There is a growing focus on safeguarding infrastructure within the GCC’s built environment, and stakeholders appear increasingly willing to pick up the bill
Owing to the GCC region’s unforgiving climate, the protection of infrastructure is becoming increasingly important to regional governments and construction professionals.
For example, there has been a major shift towards fire rating and safety issues this year. There has also been a greater emphasis on protecting the infrastructure that is being built, whether through the use of coatings and waterproofing solutions, or by selecting safer building materials to maintain quality.
Sami Saleem of VIP Delta in the UAE said that his company, a coatings and waterproofing firm, had recently been asked to implement B2 fire-rated coatings, at any cost.
“[Regional] building codes have improved tremendously now as we see more consultations [focussed on] our coatings. Companies are now willing to pay extra to maintain a higher [level] of safety,” he commented.
Officials are now taking action, visiting sites and testing certain materials for fire-proofing and safety, and issuing major fines for violations.
Saleem’s company has been briefed about the revisions to insulation, roofing, and waterproofing requirements that are specified by the UAE Civil Defence’s Fire and Life Safety Code of Practice, which was released in sections earlier this year.
The GCC construction industry, however, still lacks openness and communication in terms of what works in the industry today, and what doesn’t, according to Saleem.
He explained that, in his opinion, the best way to improve this situation would be to establish organisational bodies that enable construction professionals to openly communicate with the rest of the industry, as well as with governmental entities.
Last month, the UAE government signed off on a number of infrastructure projects with a total value of $111.6m (AED410m), which included roads, hospitals, and housing units to be built throughout the country.

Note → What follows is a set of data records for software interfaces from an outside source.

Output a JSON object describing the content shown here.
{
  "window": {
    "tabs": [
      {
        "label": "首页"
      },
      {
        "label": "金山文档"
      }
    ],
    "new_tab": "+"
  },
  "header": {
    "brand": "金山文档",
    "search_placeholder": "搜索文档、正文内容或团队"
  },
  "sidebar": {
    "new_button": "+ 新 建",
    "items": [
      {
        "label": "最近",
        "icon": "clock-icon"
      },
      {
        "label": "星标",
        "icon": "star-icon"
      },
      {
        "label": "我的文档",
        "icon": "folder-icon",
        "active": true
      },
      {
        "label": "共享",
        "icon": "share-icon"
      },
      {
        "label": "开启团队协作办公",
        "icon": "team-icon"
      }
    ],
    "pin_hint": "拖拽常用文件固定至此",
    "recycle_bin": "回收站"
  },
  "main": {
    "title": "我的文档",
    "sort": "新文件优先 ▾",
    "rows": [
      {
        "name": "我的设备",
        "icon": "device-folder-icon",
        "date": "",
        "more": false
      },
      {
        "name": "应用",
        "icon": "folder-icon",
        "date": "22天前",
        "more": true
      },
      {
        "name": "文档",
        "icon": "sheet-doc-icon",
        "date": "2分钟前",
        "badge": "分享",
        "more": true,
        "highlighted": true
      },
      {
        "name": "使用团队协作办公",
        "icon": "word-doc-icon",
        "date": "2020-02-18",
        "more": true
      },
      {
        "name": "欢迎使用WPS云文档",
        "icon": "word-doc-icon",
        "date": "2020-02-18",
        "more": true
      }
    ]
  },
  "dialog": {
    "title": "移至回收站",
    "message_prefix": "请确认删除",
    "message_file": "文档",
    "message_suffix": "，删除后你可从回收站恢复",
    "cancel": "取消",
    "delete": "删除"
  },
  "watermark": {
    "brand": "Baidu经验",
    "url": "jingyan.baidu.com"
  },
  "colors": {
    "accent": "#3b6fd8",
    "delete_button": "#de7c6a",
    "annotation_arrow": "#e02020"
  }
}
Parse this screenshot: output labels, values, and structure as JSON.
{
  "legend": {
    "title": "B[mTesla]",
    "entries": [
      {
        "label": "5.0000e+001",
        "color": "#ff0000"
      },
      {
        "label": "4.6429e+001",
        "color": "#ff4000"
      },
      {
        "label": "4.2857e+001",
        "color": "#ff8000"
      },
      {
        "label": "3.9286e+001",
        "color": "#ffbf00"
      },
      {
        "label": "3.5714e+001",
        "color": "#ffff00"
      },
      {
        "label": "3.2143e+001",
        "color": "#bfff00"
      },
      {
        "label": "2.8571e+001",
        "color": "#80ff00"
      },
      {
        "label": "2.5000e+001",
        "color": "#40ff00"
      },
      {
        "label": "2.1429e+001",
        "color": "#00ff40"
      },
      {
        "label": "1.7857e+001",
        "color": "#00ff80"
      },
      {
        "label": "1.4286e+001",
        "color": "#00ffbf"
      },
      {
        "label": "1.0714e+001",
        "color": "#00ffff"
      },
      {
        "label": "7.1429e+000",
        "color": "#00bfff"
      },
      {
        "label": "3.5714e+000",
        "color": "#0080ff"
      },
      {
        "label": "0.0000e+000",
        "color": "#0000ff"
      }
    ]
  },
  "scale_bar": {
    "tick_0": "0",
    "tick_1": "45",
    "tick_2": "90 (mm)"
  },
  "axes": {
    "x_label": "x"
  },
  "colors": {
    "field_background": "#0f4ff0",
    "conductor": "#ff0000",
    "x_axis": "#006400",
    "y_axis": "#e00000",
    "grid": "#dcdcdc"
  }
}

Consequently, the UAE’s non-oil growth is tipped to be 2.9% in 2017, up from 2.3% last year, according to forecasts from Abu Dhabi Commercial Bank (ADCB).
These days, experts seem to agree that the industry is more long-sighted when it comes to quality, a sharp contrast to pre-2008 sentiments. Although 10 years ago companies may have opted for cheaper, more cost-efficient materials, many are now seeing the benefits of more expensive yet better quality products for lasting results in the long-term.
A new infrastructure boom is well underway in the region as major events loom and populations increase. Yet this time around, a greater emphasis is being placed on quality as opposed to quantity, and this is indicative of a shift in the way the GCC’s construction industry now does business.